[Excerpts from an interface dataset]

==================================================

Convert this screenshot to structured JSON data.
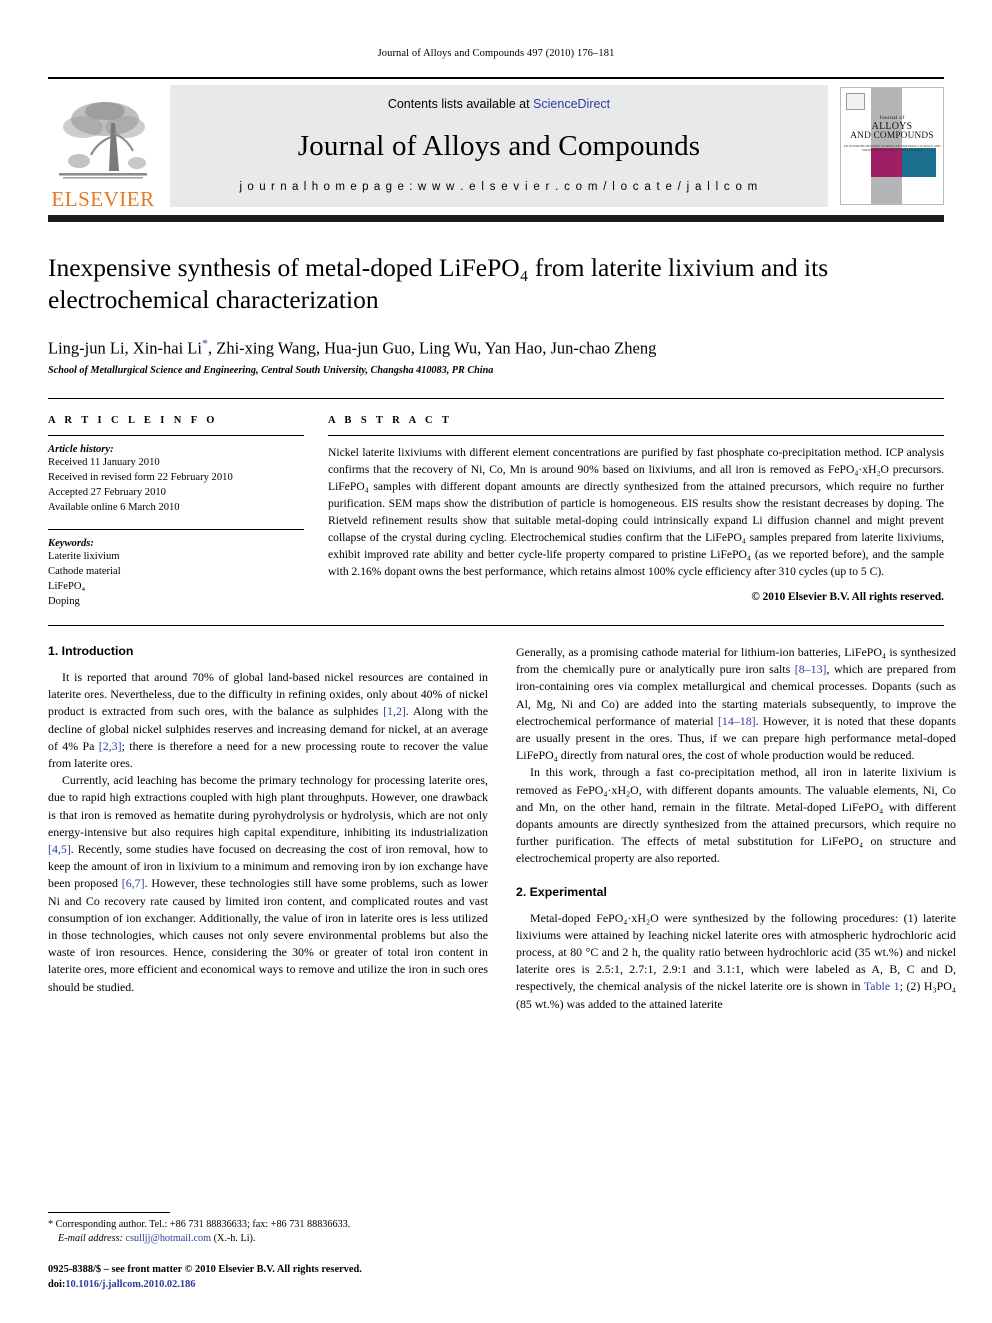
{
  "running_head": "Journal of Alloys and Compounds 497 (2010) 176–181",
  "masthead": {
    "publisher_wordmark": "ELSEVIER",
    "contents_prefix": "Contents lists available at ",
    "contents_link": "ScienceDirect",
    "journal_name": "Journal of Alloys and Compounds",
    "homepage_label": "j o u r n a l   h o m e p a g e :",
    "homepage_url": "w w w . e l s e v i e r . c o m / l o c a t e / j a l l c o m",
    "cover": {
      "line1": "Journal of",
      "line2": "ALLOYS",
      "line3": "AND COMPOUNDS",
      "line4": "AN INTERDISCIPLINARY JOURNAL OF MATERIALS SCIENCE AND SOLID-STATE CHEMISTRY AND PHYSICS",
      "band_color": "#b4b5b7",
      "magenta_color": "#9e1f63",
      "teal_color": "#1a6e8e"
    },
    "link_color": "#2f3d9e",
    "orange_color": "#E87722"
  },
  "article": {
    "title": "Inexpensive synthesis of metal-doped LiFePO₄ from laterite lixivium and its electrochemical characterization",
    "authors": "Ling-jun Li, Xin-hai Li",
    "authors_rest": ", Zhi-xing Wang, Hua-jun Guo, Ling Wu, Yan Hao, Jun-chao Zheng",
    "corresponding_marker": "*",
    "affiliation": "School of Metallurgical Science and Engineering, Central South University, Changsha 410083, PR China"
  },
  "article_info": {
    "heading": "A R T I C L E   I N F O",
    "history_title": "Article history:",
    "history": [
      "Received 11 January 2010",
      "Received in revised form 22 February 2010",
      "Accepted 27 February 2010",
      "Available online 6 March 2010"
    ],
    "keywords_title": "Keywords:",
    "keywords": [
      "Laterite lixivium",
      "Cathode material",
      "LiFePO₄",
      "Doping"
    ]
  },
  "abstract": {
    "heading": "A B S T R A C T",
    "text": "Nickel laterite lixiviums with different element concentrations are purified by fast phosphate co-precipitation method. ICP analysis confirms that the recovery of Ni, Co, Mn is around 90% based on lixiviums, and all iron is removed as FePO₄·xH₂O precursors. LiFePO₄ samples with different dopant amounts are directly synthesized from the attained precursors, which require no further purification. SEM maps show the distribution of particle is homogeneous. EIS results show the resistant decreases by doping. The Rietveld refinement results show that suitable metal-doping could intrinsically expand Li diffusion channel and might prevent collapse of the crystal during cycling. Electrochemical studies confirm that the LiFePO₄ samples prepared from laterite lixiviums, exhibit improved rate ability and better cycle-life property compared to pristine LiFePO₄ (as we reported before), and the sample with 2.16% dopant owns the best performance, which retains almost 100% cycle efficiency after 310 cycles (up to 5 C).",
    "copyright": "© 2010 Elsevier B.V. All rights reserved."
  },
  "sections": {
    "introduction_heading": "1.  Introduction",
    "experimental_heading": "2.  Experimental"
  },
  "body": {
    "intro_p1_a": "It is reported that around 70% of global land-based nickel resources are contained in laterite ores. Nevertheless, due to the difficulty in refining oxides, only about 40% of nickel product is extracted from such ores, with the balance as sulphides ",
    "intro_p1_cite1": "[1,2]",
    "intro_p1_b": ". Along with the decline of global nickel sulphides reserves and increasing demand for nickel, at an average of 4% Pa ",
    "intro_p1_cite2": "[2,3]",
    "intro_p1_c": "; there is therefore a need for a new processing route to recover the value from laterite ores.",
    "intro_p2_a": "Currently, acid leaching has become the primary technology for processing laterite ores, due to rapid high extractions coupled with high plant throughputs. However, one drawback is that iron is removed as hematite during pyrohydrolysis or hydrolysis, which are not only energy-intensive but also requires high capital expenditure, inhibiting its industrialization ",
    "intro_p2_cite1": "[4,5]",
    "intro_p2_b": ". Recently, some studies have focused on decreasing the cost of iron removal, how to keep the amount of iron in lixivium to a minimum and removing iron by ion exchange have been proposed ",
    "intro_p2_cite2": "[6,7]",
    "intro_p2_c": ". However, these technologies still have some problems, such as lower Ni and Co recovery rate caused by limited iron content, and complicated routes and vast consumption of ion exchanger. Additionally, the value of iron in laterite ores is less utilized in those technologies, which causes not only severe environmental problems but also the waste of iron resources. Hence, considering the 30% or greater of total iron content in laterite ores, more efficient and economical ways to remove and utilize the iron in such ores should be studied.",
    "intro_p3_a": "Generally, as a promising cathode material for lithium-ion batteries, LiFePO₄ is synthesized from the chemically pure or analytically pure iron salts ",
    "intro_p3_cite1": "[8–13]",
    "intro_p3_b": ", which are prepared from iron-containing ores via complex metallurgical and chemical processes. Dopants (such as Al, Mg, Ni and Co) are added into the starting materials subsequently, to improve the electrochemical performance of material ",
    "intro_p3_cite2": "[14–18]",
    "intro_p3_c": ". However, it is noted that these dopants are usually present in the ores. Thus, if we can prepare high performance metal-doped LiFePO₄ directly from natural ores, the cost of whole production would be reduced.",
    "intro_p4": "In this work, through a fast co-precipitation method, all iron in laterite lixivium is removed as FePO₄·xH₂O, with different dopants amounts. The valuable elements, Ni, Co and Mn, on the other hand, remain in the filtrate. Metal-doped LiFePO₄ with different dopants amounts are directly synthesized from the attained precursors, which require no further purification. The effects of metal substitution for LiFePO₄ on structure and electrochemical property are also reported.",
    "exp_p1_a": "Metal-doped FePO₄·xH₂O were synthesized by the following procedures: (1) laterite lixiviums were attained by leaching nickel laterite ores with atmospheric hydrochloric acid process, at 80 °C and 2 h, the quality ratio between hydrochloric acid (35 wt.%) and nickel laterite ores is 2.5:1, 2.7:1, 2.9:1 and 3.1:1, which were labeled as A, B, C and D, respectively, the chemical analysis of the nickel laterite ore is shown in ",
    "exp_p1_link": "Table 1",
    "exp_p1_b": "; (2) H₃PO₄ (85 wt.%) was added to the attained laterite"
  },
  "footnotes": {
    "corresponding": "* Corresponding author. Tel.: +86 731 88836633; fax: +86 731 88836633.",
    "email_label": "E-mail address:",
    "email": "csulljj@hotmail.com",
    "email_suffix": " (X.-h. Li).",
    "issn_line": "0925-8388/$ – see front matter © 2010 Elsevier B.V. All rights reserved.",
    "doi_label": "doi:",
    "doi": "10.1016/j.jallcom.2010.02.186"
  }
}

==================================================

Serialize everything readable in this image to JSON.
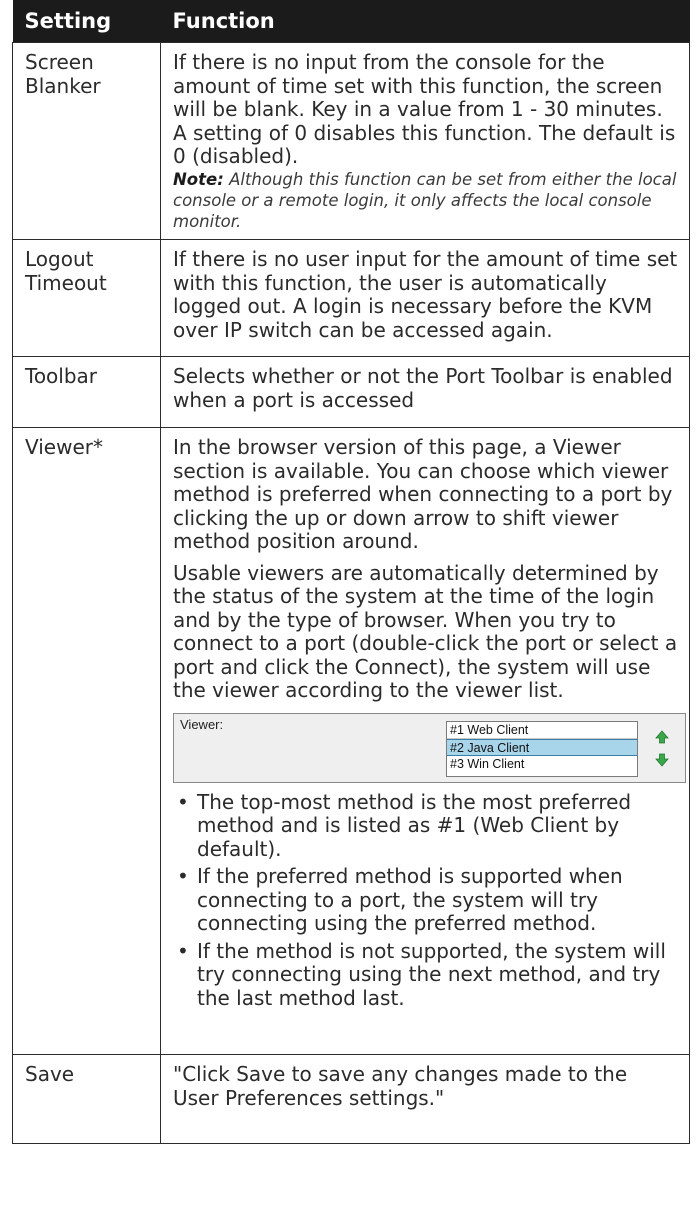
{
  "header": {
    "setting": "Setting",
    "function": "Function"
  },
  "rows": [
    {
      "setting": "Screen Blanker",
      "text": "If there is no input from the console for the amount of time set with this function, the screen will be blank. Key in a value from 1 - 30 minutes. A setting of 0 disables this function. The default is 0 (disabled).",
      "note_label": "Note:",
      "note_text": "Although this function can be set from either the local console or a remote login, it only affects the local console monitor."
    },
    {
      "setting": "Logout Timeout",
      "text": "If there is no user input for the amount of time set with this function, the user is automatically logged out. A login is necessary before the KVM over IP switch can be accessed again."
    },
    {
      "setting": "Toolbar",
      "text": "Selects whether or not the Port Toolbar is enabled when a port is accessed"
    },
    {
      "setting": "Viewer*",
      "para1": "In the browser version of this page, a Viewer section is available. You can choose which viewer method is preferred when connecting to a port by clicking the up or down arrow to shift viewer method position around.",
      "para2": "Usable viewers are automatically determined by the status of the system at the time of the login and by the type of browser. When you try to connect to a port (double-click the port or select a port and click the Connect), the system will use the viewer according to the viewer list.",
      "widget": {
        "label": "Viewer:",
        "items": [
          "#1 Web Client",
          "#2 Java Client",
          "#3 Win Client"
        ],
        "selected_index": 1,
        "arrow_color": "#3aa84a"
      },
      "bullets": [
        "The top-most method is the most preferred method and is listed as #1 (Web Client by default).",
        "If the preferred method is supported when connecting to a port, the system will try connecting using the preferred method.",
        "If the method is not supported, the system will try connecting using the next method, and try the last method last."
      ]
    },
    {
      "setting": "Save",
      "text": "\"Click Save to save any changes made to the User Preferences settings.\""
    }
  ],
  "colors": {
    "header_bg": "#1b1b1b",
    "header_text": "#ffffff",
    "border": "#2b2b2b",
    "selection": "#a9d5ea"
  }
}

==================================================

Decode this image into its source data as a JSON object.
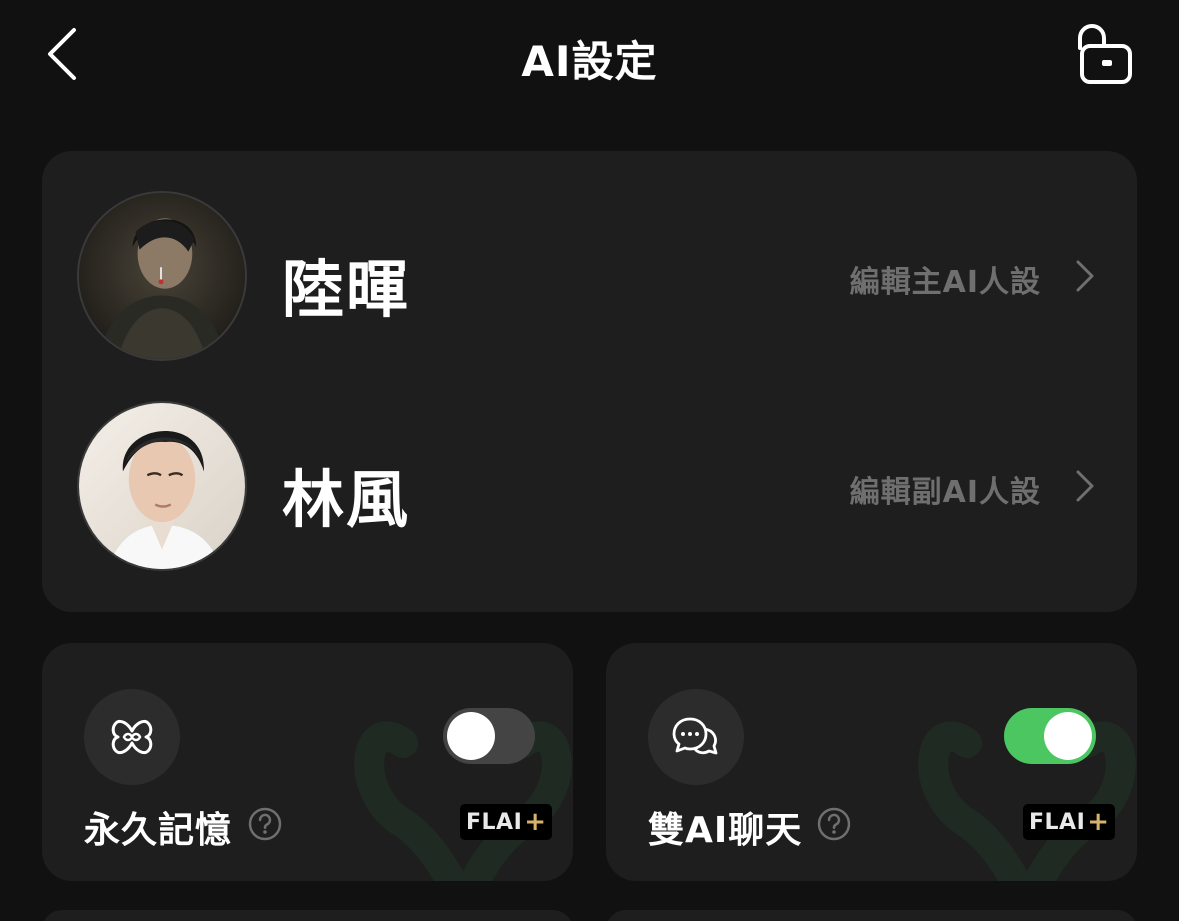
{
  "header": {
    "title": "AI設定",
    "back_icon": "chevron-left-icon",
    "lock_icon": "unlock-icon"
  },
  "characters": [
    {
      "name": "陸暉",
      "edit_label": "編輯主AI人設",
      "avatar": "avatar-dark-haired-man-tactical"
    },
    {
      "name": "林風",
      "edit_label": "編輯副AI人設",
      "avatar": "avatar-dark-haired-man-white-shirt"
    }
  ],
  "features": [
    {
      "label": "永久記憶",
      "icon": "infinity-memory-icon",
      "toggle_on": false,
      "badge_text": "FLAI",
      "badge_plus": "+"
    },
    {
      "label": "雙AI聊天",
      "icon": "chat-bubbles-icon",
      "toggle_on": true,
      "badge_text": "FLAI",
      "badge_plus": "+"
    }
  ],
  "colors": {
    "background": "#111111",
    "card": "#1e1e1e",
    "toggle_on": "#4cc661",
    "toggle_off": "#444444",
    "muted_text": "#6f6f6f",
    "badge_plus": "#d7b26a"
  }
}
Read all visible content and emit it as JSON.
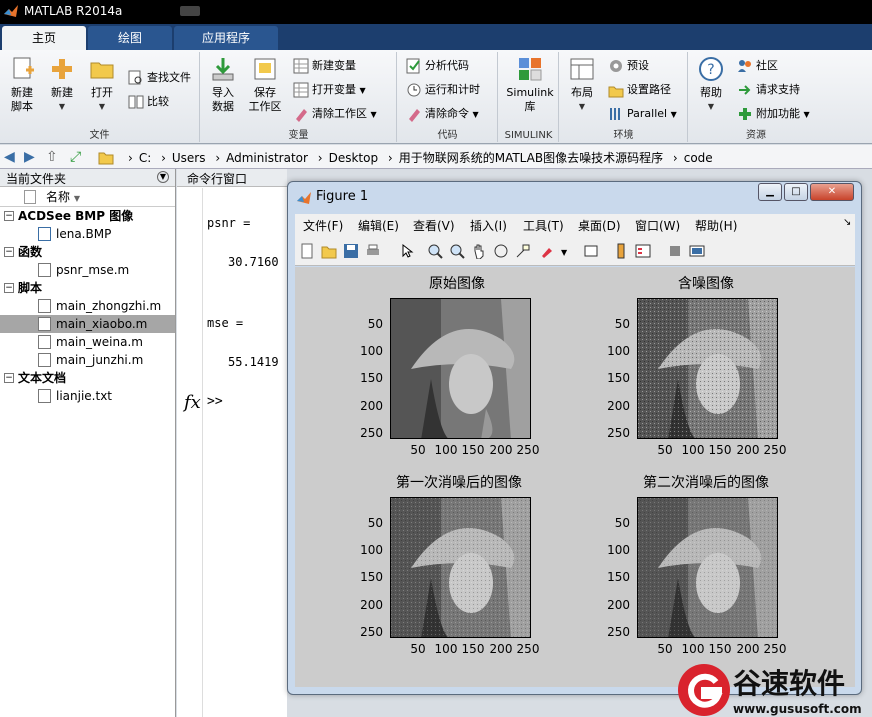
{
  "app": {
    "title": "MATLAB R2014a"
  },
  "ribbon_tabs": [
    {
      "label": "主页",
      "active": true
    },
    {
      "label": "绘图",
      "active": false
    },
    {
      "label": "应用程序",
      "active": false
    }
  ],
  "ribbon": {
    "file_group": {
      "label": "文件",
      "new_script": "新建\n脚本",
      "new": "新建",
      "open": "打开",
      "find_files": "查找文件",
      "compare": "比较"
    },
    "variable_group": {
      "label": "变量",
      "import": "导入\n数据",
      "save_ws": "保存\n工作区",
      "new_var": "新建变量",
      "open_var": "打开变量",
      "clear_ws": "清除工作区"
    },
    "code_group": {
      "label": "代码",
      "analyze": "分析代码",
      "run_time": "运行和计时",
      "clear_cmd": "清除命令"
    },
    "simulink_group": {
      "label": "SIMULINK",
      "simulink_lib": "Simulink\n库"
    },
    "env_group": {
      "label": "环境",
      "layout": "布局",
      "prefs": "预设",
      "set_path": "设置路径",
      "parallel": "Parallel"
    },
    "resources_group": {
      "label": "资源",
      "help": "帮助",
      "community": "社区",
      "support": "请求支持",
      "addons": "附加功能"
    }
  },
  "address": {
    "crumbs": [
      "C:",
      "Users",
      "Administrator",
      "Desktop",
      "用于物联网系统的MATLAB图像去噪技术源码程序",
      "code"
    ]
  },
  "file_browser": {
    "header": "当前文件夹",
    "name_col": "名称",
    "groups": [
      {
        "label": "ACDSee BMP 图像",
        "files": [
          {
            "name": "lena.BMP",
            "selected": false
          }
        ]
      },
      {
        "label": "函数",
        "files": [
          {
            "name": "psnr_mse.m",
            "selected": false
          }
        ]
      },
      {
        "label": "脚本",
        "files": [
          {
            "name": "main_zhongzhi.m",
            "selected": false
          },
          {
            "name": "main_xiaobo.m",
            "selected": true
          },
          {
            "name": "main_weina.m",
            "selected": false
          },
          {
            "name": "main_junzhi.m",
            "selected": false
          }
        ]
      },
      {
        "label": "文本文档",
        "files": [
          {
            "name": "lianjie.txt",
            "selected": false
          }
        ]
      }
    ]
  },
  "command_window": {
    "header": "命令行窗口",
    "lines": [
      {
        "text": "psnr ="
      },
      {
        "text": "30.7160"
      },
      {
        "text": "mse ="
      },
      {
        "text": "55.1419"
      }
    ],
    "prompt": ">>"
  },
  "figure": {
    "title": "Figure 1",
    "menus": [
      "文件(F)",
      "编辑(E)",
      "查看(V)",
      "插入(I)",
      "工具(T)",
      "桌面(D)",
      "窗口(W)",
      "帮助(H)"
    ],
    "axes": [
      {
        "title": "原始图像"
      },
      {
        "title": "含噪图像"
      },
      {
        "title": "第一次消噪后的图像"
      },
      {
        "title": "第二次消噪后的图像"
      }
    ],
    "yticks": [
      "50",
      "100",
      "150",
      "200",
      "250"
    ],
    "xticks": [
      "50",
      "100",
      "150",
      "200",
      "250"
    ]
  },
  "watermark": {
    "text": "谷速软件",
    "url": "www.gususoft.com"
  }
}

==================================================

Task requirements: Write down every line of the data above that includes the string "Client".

Answer for this exercise:
          "#1 Web Client",
          "#2 Java Client",
          "#3 Win Client"
        "The top-most method is the most preferred method and is listed as #1 (Web Client by default).",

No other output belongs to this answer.